Yogurt comes from milk that has had healthy bacteria added, causing it to ferment. During this process, yogurt thickens and takes on a slightly tangy taste. Yogurt is then strained through a cheesecloth, which allows the liquid whey part of milk to drain off. Regular yogurt is strained twice, while Greek yogurt is strained three times to remove more whey (leaving a thicker consistency).
While all yogurt provides numerous health benefits (including probiotics), the nutritional stats for Greek yogurt and regular yogurt do differ. Here's how the two stack up:
Protein - Greek yogurt has almost double the protein of regular yogurt. Eight ounces of Greek yogurt has about 20 grams of protein, whereas regular yogurt provides around 11-13 grams. Greek yogurt's high protein content makes it a favorite among people trying to manage their weight as it helps ward off hunger.
Carbohydrates - Greek yogurt has fewer carbohydrates than regular yogurt. This could be beneficial to diabetics, who have to watch their carbohydrate intake.
Calcium - Regular yogurt has about three times the calcium of Greek yogurt. Both are still considered good sources of calcium, but women who don't get enough calcium from other foods may want to stick to regular yogurt for its bone-building benefits.

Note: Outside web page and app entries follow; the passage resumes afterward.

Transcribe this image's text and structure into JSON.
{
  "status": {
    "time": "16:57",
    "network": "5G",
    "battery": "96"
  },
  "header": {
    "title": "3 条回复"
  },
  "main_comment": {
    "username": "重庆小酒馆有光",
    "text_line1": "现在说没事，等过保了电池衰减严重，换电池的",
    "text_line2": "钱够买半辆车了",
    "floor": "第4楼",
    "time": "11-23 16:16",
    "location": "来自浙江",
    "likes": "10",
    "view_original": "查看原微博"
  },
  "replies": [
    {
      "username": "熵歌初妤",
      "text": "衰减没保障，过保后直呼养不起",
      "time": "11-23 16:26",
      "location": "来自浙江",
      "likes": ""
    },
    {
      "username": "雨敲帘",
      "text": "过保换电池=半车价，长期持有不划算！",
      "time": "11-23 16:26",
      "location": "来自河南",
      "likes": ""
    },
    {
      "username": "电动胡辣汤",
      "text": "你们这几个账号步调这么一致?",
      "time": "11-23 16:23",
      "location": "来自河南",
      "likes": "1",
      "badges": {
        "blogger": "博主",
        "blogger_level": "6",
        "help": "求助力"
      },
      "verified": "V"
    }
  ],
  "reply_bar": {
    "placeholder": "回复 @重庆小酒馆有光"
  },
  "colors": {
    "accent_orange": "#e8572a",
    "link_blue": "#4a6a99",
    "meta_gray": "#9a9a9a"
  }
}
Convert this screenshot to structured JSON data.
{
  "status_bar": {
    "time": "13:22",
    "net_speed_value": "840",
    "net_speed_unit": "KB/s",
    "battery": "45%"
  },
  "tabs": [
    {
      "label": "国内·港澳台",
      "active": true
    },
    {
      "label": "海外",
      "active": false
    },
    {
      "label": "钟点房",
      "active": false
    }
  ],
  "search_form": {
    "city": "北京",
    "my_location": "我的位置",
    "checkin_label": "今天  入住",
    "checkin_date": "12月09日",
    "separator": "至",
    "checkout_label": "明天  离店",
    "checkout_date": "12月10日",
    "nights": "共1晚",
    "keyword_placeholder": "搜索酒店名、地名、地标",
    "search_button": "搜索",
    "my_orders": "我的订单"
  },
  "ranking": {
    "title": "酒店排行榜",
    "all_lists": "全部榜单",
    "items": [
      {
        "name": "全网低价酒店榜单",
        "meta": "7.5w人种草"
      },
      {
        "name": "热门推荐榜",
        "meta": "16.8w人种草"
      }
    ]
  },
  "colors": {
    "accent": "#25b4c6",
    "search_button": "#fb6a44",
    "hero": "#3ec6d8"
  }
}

Sodium - Greek yogurt has half the sodium of regular yogurt.
Calories - Plain, nonfat versions of Greek and regular yogurt have a similar calorie count per serving, but added sugars can significantly increase the calories of either variety.
Texture - Greek yogurt is much thicker and creamier than regular yogurt because it's strained more. Greek yogurt can also be used in cooking as it does not curdle when heated like regular yogurt.
Cost - Unfortunately, you'll likely spend twice the money on Greek yogurt. This is largely due to escalating customer demand, as Greek yogurt's taste, texture, and great nutritional profile keep consumers coming back in droves. Greek yogurt also costs more because the extra straining requires much more milk, so it's a more concentrated source of protein.
Although most people snack on yogurt, don't underestimate its versatility. Both types of yogurt can be used as lower-calorie substitutes for fatty ingredients. Swap out eggs and oil in baked goods for Greek yogurt, or use either yogurt type in place of full-fat sour cream, heavy cream, mayonnaise, or cream cheese in recipes. Both types can also be used in place of other high-calorie ingredients in dips, sauces, salad dressings, smoothies, and desserts.
Yogurt is often touted as an ideal health food, and it can be if you choose the right kind. As with both Greek and regular yogurts, be sure to choose low-fat or nonfat varieties, and opt for those with little to no added sugar, as this ups the calorie count.
Kari Hartel, RD, LD is a Registered Dietitian and freelance writer based out of St. Louis, MO. Kari is passionate about nutrition education and the prevention of chronic disease through a healthy diet and active lifestyle. Kari holds a Bachelor of Science in Dietetics from Southeast Missouri State University and is committed to helping people lead healthy lives. She completed a yearlong dietetic internship at OSF St. Francis Medical Center in Peoria, IL, where she worked with a multitude of clients and patients with complicated diagnoses. She planned, marketed, and implemented nutrition education programs and cooking demonstrations for the general public as well as for special populations, including patients with cancer, heart disease, diabetes, Alzheimer's disease, obesity, and school-aged children. Contact Kari at KariHartelRD@gmail.com.